Game Of Thrones star Aidan Gillen has revealed he would shred his scripts from the show in order to prevent spoilers from leaking.
The Irish actor appeared in the HBO fantasy epic series for seven seasons, playing the scheming Lord Petyr ‘Littlefinger’ Baelish.
Producers of the global hit are notoriously meticulous when it comes to preventing leaks and Gillen, who previously starred in gritty crime drama The Wire, said he would ensure his used scripts were illegible if they ever fell into the wrong hands.
He told the Press Association: “I’ve always been quite diligent about shredding scripts as soon as they’re done. Going way back to when I worked on The Wire. They had a shredding machine in the office, it was the first time I was ever conscious of that, it was before social media so it wasn’t such a big deal.
“But they were ahead of their time. They were saying, ‘when you’re finished with these scripts, come into the office and shred them because we don’t want people knowing what’s going to happen’.
“So it’s always been part of my system. Once you’re finished, destroy it. I don’t tell members of my family what’s happening in scripts or if I’m going to be part of some major plot point, I keep it from everyone.”
Dublin-born Gillen, 50, was a major presence in Game Of Thrones, first appearing in 2011 when the show began.
Despite his lengthy stint on the programme, he does not know how it ends and has not asked any of his former co-stars ahead of the eighth and final season’s arrival in April.
He said: “I don’t know how it’s going to finish but I am as excited as the rest of us. I honestly have no idea and friends who I would be in contact with who are still involved, I wouldn’t ask them and they wouldn’t tell me anyway.
“And I’d rather not know, but I’m looking forward to it.”

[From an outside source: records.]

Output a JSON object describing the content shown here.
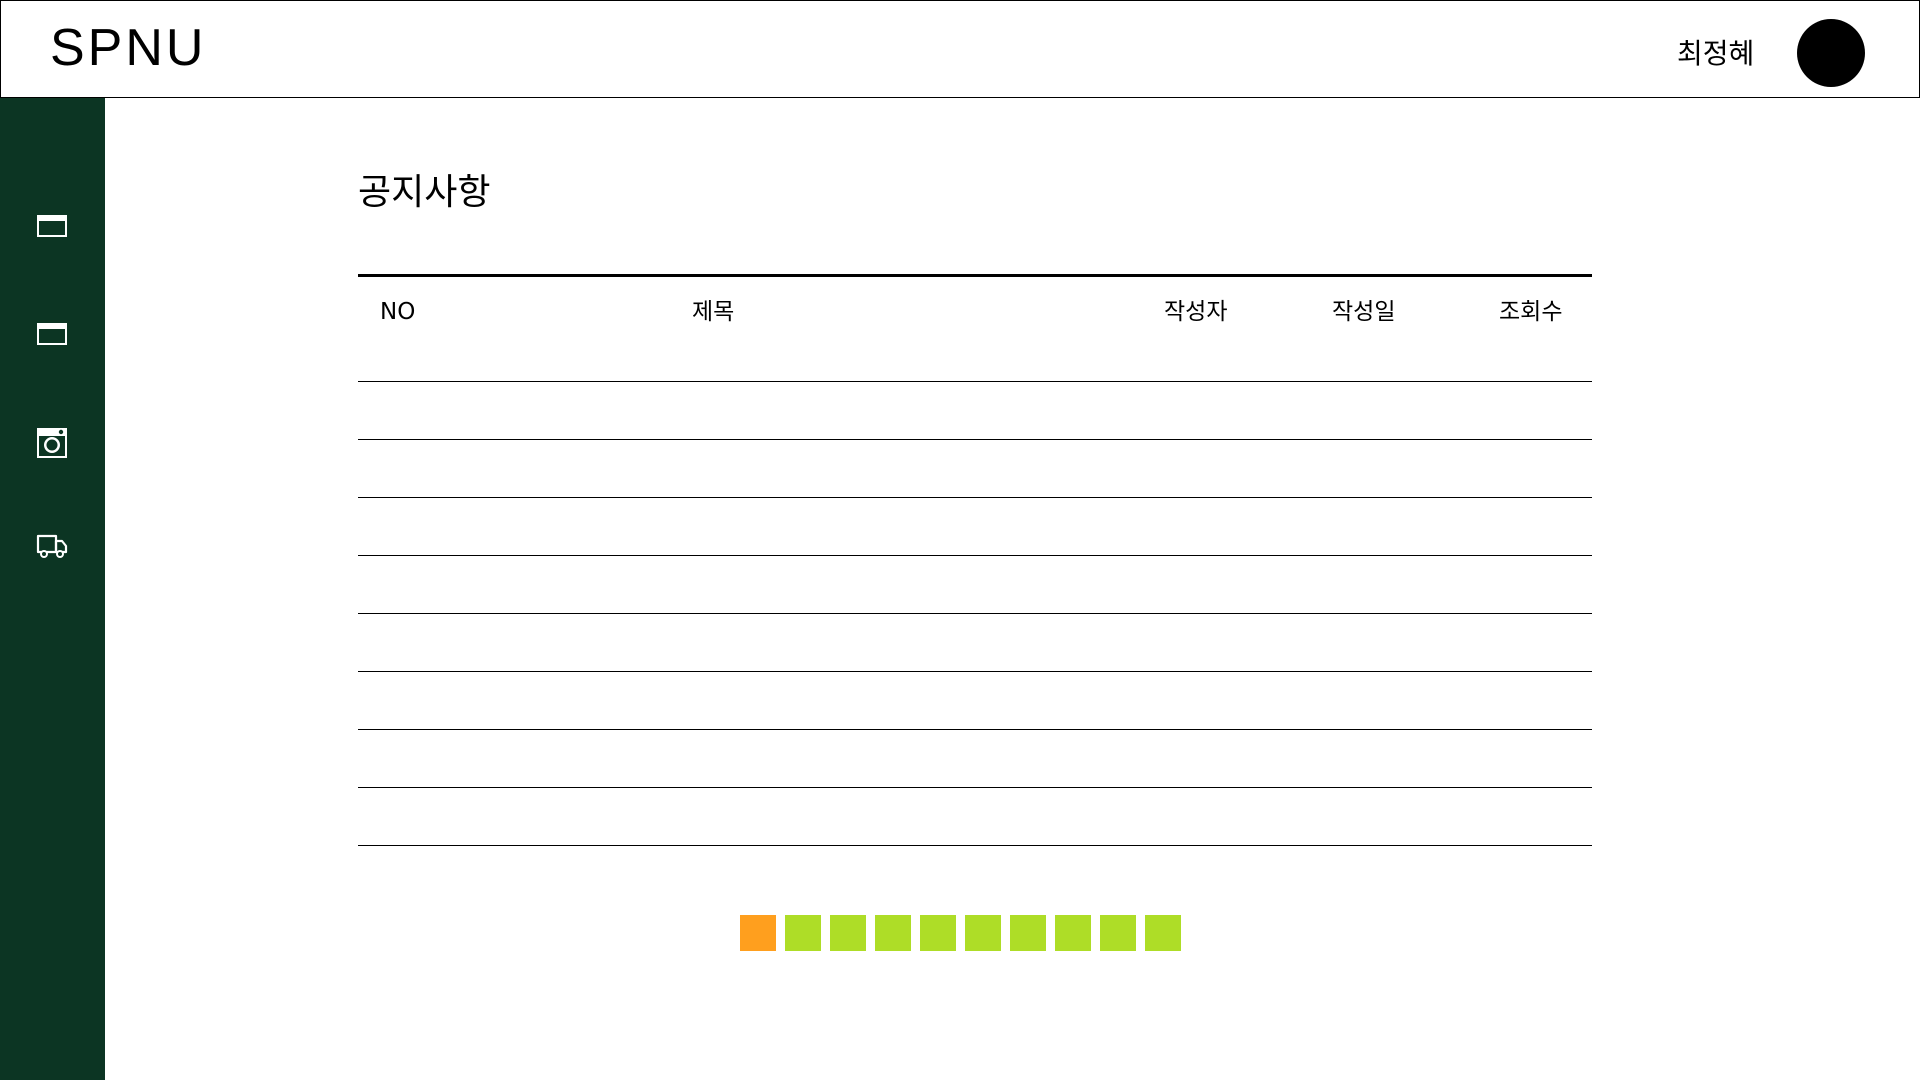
{
  "app": {
    "logo": "SPNU"
  },
  "header": {
    "username": "최정혜"
  },
  "sidebar": {
    "items": [
      {
        "icon": "card-icon"
      },
      {
        "icon": "card-icon"
      },
      {
        "icon": "instagram-icon"
      },
      {
        "icon": "truck-icon"
      }
    ]
  },
  "main": {
    "title": "공지사항",
    "table": {
      "columns": [
        "NO",
        "제목",
        "작성자",
        "작성일",
        "조회수"
      ],
      "rows": [
        [],
        [],
        [],
        [],
        [],
        [],
        [],
        []
      ]
    }
  },
  "pagination": {
    "pages": 10,
    "current": 1
  },
  "colors": {
    "sidebar_bg": "#0c3523",
    "page_active": "#ff9f1e",
    "page_inactive": "#aedd27"
  }
}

As well as his TV roles, Gillen has also appeared on the big screen, including a part as a CIA agent in The Dark Knight Rises.
But he is perhaps best known for his role as Lord Baelish in the hugely popular Game Of Thrones, which has millions of fans around the world.
He said fans still call him by the name of the character in the street.
He said: “That’s not gone away and it won’t. People still greet you on the street by your character name. I’m not looking to either forget it or remember it for the rest of my life.
“If it’s something as widely seen as that, it’ll stay in the ether for a while and eventually something else will come along and eventually no-one will know who you are, or care. It’s going to be great.”